</li>

AJAX to Request Results

Lastly we need to write some JavaScript to capture the user input then request the results via AJAX. We are going to use the jQuery library to accomplish this since it provides some really nice methods to deal with AJAX requests. First we select the #search form and attach an event handler for the keyup event. So every time someone types into the form we will execute the callback function, cb().

$('#search').on('keyup', function cb() {

Inside cb() we will use the jQuery load function to fetch the search results by composing a url with our search term as a GET query.

$('#results').load('/ajax/zip-search-results.html/?term='+$(this).val());

Two important things to note about the url;

  1. All HTML AJAX files can be requested at the /ajax/YOUR-FILENAME url path.
  2. Attaching the input value to the url makes the value available as a get_var.term on the fetched page.

Our file path includes a .html file extension. This is not necessary since Zesty templates are virtualized. We are using it so we can see it and understand conceptually what it represents.
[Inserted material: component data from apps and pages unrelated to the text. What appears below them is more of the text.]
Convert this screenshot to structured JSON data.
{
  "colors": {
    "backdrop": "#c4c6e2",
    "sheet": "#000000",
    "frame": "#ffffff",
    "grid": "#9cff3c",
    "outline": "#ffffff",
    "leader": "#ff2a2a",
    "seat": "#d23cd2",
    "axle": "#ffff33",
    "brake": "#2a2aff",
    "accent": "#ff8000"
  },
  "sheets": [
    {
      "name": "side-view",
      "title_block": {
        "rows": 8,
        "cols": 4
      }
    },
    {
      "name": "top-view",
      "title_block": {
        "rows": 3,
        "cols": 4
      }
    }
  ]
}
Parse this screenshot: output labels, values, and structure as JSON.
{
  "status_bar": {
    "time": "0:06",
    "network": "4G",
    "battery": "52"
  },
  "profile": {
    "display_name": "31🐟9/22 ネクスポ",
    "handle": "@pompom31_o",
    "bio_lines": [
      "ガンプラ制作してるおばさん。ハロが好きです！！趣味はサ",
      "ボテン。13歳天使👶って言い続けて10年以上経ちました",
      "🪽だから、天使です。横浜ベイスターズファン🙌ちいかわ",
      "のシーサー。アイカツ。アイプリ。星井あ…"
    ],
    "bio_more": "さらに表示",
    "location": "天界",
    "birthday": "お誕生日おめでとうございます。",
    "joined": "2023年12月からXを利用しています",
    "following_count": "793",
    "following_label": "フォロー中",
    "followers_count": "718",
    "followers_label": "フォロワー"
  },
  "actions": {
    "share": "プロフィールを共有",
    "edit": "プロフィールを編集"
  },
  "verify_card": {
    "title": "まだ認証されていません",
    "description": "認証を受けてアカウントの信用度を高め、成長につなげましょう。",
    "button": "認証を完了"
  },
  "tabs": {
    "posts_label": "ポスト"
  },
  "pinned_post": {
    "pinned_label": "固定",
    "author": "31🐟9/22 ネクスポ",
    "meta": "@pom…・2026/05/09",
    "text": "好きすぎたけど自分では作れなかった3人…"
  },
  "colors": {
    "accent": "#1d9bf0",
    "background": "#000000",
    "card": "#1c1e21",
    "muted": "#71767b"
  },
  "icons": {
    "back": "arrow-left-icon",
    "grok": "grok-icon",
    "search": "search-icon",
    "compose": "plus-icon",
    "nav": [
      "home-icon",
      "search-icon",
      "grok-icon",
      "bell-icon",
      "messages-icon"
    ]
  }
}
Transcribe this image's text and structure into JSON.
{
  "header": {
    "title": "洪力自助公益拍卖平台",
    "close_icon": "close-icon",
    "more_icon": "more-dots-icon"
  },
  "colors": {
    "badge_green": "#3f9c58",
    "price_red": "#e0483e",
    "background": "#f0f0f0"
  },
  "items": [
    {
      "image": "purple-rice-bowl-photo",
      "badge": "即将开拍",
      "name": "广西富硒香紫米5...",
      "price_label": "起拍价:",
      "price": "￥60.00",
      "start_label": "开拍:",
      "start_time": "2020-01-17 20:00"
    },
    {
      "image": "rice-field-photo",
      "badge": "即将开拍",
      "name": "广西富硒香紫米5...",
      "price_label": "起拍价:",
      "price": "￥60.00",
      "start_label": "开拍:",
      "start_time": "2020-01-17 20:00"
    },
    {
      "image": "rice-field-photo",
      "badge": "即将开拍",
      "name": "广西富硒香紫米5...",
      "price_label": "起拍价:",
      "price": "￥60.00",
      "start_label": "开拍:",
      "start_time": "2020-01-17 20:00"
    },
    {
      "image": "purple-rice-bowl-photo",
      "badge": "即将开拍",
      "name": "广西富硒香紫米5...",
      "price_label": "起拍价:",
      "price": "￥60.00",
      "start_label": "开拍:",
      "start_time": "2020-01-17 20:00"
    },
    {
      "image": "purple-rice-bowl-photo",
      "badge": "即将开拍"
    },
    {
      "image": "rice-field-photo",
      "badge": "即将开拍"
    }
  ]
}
Finishing Up

Now we have a search form, search results & JavaScript to fetch the results. To implement this form we can include zip-search-form on any Zesty page template and our searching against events dataset functionality will be available.


Zip Search Video Walkthrough